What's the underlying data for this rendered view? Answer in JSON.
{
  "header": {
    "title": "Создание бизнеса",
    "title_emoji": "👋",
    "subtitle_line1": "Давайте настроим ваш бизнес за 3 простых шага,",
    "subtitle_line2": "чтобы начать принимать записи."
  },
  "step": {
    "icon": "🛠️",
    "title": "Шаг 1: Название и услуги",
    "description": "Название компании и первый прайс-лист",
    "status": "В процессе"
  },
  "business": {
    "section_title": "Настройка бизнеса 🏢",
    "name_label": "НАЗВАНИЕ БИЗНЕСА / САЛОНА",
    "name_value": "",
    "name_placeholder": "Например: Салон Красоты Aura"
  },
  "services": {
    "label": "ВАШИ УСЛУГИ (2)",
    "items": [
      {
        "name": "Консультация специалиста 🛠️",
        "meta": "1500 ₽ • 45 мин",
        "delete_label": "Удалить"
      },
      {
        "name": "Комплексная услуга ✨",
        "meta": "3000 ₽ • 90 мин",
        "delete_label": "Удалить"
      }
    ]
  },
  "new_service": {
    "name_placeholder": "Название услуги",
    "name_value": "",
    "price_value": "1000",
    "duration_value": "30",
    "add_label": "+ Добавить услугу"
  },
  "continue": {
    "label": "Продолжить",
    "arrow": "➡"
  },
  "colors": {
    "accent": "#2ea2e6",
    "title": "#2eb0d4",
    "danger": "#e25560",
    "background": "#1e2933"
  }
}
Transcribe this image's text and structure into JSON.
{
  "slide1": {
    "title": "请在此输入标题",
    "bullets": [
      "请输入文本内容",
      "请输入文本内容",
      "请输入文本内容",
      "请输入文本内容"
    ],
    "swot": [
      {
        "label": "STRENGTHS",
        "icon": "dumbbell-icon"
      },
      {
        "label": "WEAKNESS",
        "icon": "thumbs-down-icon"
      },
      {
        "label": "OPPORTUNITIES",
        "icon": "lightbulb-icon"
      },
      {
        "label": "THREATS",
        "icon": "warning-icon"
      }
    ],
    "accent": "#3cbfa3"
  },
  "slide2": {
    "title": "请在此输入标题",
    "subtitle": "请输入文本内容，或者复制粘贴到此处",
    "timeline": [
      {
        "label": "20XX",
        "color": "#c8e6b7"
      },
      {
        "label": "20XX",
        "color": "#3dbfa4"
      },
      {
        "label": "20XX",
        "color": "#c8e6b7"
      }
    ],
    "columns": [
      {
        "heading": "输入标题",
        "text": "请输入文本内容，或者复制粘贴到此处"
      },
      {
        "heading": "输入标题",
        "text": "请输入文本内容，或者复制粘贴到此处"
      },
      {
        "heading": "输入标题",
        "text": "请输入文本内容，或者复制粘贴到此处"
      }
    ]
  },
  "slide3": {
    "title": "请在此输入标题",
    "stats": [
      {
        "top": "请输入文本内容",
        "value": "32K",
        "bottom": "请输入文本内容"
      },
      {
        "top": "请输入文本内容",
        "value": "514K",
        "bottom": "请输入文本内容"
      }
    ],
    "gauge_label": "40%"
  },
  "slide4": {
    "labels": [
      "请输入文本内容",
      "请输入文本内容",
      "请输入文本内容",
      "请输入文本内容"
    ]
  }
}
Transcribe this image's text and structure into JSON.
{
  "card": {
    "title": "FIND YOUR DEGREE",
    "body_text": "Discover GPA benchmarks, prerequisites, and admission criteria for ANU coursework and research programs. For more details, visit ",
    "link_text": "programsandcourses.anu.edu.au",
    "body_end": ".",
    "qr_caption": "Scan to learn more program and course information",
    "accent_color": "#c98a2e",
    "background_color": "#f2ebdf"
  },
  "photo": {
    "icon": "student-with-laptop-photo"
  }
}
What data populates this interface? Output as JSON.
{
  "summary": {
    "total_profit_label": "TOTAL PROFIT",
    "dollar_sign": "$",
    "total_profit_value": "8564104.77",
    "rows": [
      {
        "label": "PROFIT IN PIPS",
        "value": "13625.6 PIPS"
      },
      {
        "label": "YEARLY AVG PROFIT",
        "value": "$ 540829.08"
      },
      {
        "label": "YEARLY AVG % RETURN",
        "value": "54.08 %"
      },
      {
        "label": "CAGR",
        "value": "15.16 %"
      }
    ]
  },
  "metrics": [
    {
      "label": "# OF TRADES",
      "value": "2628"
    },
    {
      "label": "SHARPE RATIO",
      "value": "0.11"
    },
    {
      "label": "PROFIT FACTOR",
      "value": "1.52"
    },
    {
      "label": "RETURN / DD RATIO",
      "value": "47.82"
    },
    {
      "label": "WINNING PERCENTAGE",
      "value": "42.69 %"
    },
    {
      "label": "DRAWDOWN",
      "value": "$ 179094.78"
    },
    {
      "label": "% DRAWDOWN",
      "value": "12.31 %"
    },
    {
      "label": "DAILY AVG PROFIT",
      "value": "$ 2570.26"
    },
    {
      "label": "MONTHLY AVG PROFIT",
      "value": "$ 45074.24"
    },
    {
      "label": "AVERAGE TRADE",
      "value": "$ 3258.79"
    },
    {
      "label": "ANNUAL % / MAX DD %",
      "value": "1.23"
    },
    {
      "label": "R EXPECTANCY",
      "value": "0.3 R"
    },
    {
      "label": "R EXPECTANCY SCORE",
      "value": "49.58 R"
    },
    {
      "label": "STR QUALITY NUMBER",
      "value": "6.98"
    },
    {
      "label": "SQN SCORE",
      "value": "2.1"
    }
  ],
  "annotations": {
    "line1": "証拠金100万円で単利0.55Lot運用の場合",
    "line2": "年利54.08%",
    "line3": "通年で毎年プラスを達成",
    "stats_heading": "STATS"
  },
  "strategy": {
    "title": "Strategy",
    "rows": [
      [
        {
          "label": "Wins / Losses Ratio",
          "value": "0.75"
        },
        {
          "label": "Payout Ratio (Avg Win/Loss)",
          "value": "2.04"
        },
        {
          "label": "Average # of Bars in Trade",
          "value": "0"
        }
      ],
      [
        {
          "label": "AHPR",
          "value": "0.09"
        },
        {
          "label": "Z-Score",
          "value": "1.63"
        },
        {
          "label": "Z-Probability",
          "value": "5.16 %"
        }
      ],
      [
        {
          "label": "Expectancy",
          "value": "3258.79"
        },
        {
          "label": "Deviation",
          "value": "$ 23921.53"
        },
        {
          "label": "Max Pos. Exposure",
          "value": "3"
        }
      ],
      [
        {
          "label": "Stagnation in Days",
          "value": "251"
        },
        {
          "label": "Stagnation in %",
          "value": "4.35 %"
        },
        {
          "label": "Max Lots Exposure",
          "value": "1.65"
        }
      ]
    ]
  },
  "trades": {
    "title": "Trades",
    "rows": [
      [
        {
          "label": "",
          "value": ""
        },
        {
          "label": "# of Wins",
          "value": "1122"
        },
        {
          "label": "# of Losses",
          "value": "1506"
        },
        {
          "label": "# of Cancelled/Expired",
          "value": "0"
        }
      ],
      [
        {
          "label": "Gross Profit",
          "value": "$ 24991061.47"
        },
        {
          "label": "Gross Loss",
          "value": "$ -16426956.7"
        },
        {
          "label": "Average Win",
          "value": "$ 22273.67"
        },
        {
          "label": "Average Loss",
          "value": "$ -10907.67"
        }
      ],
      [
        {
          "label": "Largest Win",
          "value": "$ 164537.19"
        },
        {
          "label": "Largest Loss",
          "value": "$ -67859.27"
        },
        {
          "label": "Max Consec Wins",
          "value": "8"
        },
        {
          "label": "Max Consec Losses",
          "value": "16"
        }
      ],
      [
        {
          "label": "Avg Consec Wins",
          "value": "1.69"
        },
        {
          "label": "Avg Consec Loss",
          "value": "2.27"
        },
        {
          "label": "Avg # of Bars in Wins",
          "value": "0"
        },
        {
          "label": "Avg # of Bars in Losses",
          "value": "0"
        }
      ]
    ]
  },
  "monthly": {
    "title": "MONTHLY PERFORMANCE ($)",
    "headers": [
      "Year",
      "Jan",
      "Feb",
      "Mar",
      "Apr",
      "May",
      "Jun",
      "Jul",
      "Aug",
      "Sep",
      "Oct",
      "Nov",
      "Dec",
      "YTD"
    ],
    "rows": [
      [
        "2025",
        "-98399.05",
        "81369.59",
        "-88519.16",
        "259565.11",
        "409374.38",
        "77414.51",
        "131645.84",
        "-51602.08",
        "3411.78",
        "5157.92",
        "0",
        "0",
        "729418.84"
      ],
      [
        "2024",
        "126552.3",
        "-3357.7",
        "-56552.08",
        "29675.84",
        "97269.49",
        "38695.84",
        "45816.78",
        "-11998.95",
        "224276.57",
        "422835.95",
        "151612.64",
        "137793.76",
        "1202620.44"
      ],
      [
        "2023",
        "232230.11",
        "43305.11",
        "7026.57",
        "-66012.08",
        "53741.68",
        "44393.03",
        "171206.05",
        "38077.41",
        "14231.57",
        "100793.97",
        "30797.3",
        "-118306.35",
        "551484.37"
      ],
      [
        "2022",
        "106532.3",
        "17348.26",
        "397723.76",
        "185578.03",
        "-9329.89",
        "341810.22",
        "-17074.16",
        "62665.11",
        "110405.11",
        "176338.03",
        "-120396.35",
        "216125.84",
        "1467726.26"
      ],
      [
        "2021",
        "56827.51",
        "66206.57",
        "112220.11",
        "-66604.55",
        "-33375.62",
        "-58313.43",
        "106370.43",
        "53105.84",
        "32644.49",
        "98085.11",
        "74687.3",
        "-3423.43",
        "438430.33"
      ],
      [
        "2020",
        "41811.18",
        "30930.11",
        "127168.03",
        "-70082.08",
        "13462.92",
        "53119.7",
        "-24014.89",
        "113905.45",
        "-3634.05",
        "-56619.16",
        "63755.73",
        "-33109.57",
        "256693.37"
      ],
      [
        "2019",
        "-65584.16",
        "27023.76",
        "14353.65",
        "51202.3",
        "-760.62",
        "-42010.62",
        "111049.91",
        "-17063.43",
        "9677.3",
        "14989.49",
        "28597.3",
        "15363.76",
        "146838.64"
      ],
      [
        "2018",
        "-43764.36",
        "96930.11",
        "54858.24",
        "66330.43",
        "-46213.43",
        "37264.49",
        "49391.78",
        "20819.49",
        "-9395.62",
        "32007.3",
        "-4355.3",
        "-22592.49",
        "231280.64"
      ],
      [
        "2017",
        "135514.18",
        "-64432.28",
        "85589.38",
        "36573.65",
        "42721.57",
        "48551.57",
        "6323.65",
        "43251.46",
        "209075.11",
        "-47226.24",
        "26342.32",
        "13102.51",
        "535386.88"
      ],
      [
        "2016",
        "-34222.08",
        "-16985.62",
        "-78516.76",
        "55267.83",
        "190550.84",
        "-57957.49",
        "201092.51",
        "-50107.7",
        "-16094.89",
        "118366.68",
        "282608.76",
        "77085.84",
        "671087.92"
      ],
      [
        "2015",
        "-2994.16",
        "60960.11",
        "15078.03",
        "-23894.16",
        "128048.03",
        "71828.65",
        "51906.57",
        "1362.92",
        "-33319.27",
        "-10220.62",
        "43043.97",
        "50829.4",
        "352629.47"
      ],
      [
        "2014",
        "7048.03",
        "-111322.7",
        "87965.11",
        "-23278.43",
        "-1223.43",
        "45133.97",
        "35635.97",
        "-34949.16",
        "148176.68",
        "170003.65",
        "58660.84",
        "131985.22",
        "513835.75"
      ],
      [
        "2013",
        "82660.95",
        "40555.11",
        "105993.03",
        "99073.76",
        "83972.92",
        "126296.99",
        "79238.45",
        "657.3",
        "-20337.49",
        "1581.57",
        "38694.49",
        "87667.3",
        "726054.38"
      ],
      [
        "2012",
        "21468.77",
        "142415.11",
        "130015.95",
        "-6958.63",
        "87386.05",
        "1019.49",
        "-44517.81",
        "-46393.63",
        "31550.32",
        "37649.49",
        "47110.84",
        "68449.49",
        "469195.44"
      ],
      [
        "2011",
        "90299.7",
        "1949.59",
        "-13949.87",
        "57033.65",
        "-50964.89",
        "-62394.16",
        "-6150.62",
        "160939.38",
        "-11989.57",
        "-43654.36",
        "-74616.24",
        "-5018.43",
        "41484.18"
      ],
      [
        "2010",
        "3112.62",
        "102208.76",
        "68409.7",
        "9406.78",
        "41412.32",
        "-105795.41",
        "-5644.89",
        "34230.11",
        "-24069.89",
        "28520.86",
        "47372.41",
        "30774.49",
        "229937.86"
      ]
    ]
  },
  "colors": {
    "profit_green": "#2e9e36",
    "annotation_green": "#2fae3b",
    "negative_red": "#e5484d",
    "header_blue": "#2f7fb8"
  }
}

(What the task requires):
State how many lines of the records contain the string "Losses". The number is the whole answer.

(Problem solution):
4